● Information supplied:
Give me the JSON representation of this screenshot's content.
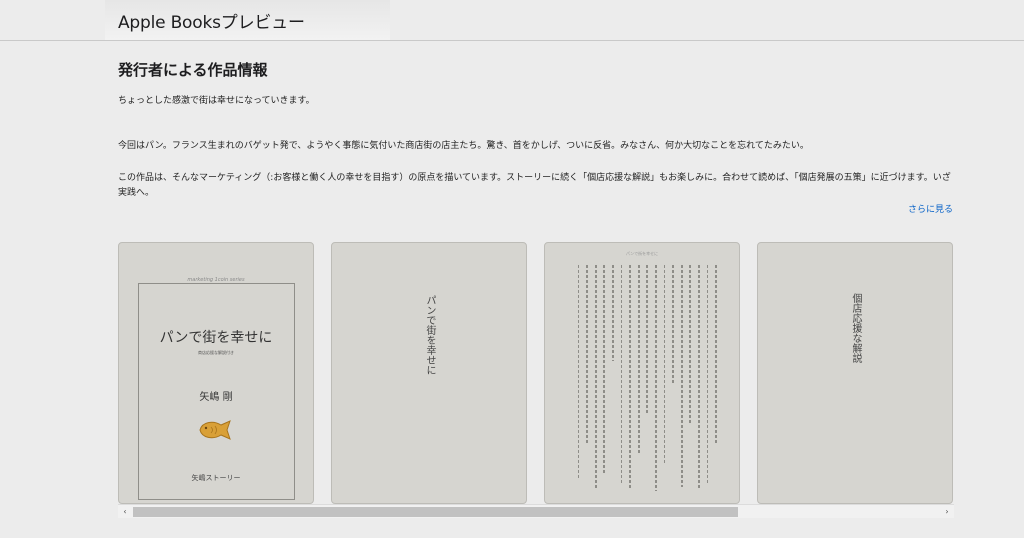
{
  "header": {
    "brand": "Apple Booksプレビュー"
  },
  "section": {
    "title": "発行者による作品情報",
    "paragraphs": [
      "ちょっとした感激で街は幸せになっていきます。",
      "今回はパン。フランス生まれのバゲット発で、ようやく事態に気付いた商店街の店主たち。驚き、首をかしげ、ついに反省。みなさん、何か大切なことを忘れてたみたい。",
      "この作品は、そんなマーケティング（:お客様と働く人の幸せを目指す）の原点を描いています。ストーリーに続く「個店応援な解説」もお楽しみに。合わせて読めば、「個店発展の五策」に近づけます。いざ実践へ。"
    ],
    "more_link": "さらに見る"
  },
  "preview": {
    "cover": {
      "series": "marketing 1coin series",
      "title": "パンで街を幸せに",
      "subtitle": "商店応援な解説付き",
      "author": "矢嶋 剛",
      "publisher": "矢嶋ストーリー",
      "taiyaki_color": "#d9a037"
    },
    "page2_title": "パンで街を幸せに",
    "page3_running_head": "パンで街を幸せに",
    "page4_title": "個店応援な解説"
  },
  "scrollbar": {
    "left_arrow": "‹",
    "right_arrow": "›",
    "thumb_fraction": 0.75
  }
}
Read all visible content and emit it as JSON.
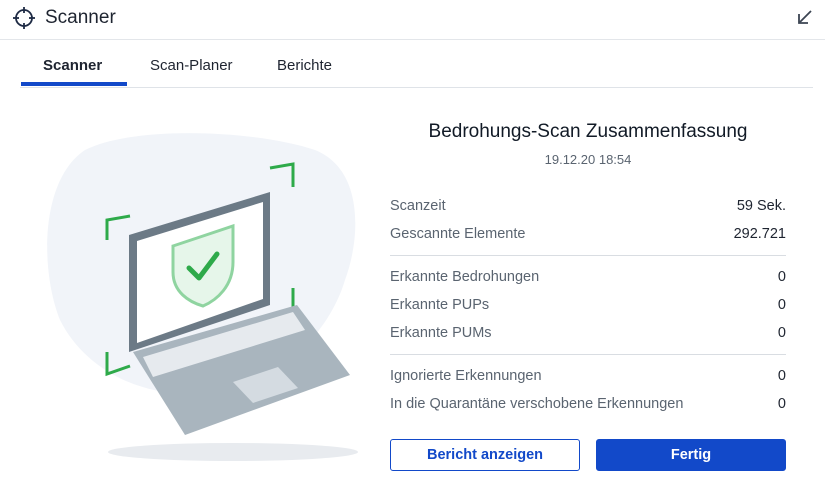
{
  "window": {
    "title": "Scanner"
  },
  "tabs": [
    {
      "label": "Scanner"
    },
    {
      "label": "Scan-Planer"
    },
    {
      "label": "Berichte"
    }
  ],
  "summary": {
    "title": "Bedrohungs-Scan Zusammenfassung",
    "date": "19.12.20 18:54",
    "rows": [
      {
        "label": "Scanzeit",
        "value": "59 Sek."
      },
      {
        "label": "Gescannte Elemente",
        "value": "292.721"
      },
      {
        "label": "Erkannte Bedrohungen",
        "value": "0"
      },
      {
        "label": "Erkannte PUPs",
        "value": "0"
      },
      {
        "label": "Erkannte PUMs",
        "value": "0"
      },
      {
        "label": "Ignorierte Erkennungen",
        "value": "0"
      },
      {
        "label": "In die Quarantäne verschobene Erkennungen",
        "value": "0"
      }
    ]
  },
  "buttons": {
    "report": "Bericht anzeigen",
    "done": "Fertig"
  },
  "colors": {
    "accent": "#1249c9",
    "success_green": "#2eaa4a",
    "laptop_gray": "#6c7a86"
  },
  "icons": {
    "app": "crosshair-icon",
    "collapse": "arrow-down-left-icon",
    "illustration": "laptop-shield-check-icon"
  }
}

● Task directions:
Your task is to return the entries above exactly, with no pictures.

● Written solution:
Give me the JSON representation of this screenshot's content.
{
  "header": {
    "brand": "Apple Booksプレビュー"
  },
  "section": {
    "title": "発行者による作品情報",
    "paragraphs": [
      "ちょっとした感激で街は幸せになっていきます。",
      "今回はパン。フランス生まれのバゲット発で、ようやく事態に気付いた商店街の店主たち。驚き、首をかしげ、ついに反省。みなさん、何か大切なことを忘れてたみたい。",
      "この作品は、そんなマーケティング（:お客様と働く人の幸せを目指す）の原点を描いています。ストーリーに続く「個店応援な解説」もお楽しみに。合わせて読めば、「個店発展の五策」に近づけます。いざ実践へ。"
    ],
    "more_link": "さらに見る"
  },
  "preview": {
    "cover": {
      "series": "marketing 1coin series",
      "title": "パンで街を幸せに",
      "subtitle": "商店応援な解説付き",
      "author": "矢嶋 剛",
      "publisher": "矢嶋ストーリー",
      "taiyaki_color": "#d9a037"
    },
    "page2_title": "パンで街を幸せに",
    "page3_running_head": "パンで街を幸せに",
    "page4_title": "個店応援な解説"
  },
  "scrollbar": {
    "left_arrow": "‹",
    "right_arrow": "›",
    "thumb_fraction": 0.75
  }
}
Read all visible content and emit it as JSON.
{
  "window": {
    "title": "Scanner"
  },
  "tabs": [
    {
      "label": "Scanner"
    },
    {
      "label": "Scan-Planer"
    },
    {
      "label": "Berichte"
    }
  ],
  "summary": {
    "title": "Bedrohungs-Scan Zusammenfassung",
    "date": "19.12.20 18:54",
    "rows": [
      {
        "label": "Scanzeit",
        "value": "59 Sek."
      },
      {
        "label": "Gescannte Elemente",
        "value": "292.721"
      },
      {
        "label": "Erkannte Bedrohungen",
        "value": "0"
      },
      {
        "label": "Erkannte PUPs",
        "value": "0"
      },
      {
        "label": "Erkannte PUMs",
        "value": "0"
      },
      {
        "label": "Ignorierte Erkennungen",
        "value": "0"
      },
      {
        "label": "In die Quarantäne verschobene Erkennungen",
        "value": "0"
      }
    ]
  },
  "buttons": {
    "report": "Bericht anzeigen",
    "done": "Fertig"
  },
  "colors": {
    "accent": "#1249c9",
    "success_green": "#2eaa4a",
    "laptop_gray": "#6c7a86"
  },
  "icons": {
    "app": "crosshair-icon",
    "collapse": "arrow-down-left-icon",
    "illustration": "laptop-shield-check-icon"
  }
}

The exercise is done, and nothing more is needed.